▶ [RECORDS FOR THIS EXERCISE]:
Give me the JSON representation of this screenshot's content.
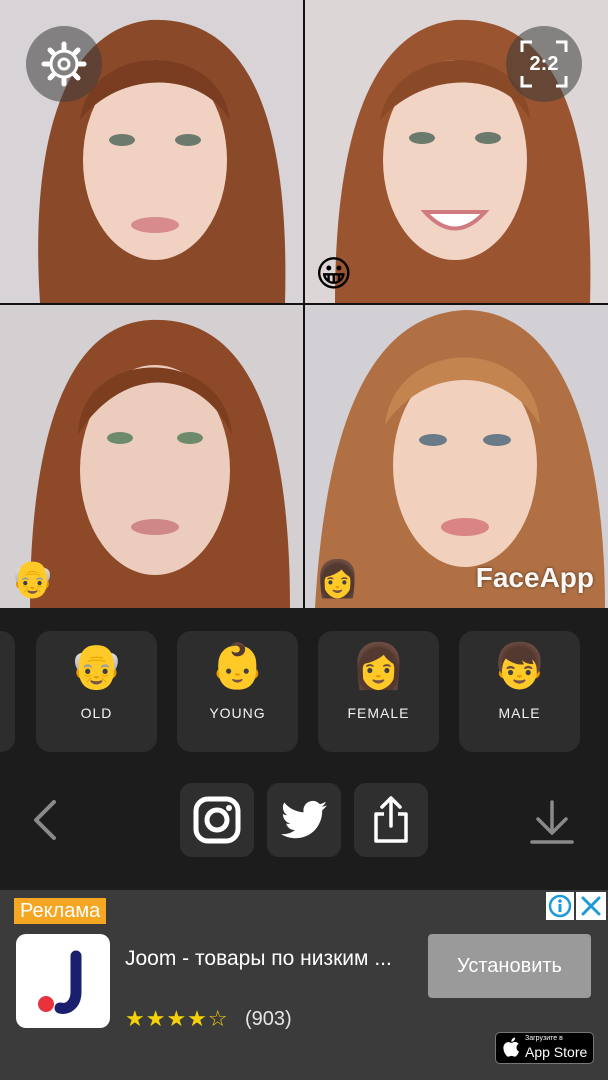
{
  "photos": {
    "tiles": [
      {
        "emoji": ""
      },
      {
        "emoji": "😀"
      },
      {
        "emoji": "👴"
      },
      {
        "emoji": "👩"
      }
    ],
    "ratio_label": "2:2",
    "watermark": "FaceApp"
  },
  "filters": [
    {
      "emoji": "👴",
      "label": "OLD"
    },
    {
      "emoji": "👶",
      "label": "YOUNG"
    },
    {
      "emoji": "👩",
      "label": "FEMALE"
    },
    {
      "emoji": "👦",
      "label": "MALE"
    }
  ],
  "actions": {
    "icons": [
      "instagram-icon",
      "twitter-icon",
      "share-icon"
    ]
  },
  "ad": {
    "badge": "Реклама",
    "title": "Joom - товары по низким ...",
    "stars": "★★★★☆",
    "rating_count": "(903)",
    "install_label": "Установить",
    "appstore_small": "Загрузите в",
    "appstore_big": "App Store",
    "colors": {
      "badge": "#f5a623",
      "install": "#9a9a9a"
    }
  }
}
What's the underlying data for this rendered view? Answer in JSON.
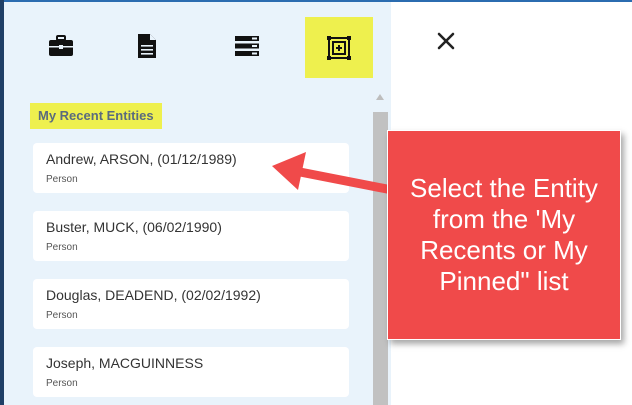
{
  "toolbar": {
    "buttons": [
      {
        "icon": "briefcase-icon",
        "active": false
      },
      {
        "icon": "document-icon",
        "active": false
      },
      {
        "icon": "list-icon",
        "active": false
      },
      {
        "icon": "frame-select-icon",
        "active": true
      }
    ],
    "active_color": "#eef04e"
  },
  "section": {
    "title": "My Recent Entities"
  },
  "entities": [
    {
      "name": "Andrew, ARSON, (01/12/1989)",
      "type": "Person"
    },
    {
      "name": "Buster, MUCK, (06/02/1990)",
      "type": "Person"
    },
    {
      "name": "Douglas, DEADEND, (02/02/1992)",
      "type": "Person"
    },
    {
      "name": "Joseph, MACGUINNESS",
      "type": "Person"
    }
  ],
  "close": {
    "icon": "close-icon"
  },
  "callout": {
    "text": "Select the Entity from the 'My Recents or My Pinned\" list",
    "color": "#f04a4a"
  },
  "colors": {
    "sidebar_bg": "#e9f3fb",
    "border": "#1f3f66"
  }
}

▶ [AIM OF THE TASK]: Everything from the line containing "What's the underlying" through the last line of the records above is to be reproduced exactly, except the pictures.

▶ [THE ANSWER]:
What's the underlying data for this rendered view? Answer in JSON.
{
  "toolbar": {
    "buttons": [
      {
        "icon": "briefcase-icon",
        "active": false
      },
      {
        "icon": "document-icon",
        "active": false
      },
      {
        "icon": "list-icon",
        "active": false
      },
      {
        "icon": "frame-select-icon",
        "active": true
      }
    ],
    "active_color": "#eef04e"
  },
  "section": {
    "title": "My Recent Entities"
  },
  "entities": [
    {
      "name": "Andrew, ARSON, (01/12/1989)",
      "type": "Person"
    },
    {
      "name": "Buster, MUCK, (06/02/1990)",
      "type": "Person"
    },
    {
      "name": "Douglas, DEADEND, (02/02/1992)",
      "type": "Person"
    },
    {
      "name": "Joseph, MACGUINNESS",
      "type": "Person"
    }
  ],
  "close": {
    "icon": "close-icon"
  },
  "callout": {
    "text": "Select the Entity from the 'My Recents or My Pinned\" list",
    "color": "#f04a4a"
  },
  "colors": {
    "sidebar_bg": "#e9f3fb",
    "border": "#1f3f66"
  }
}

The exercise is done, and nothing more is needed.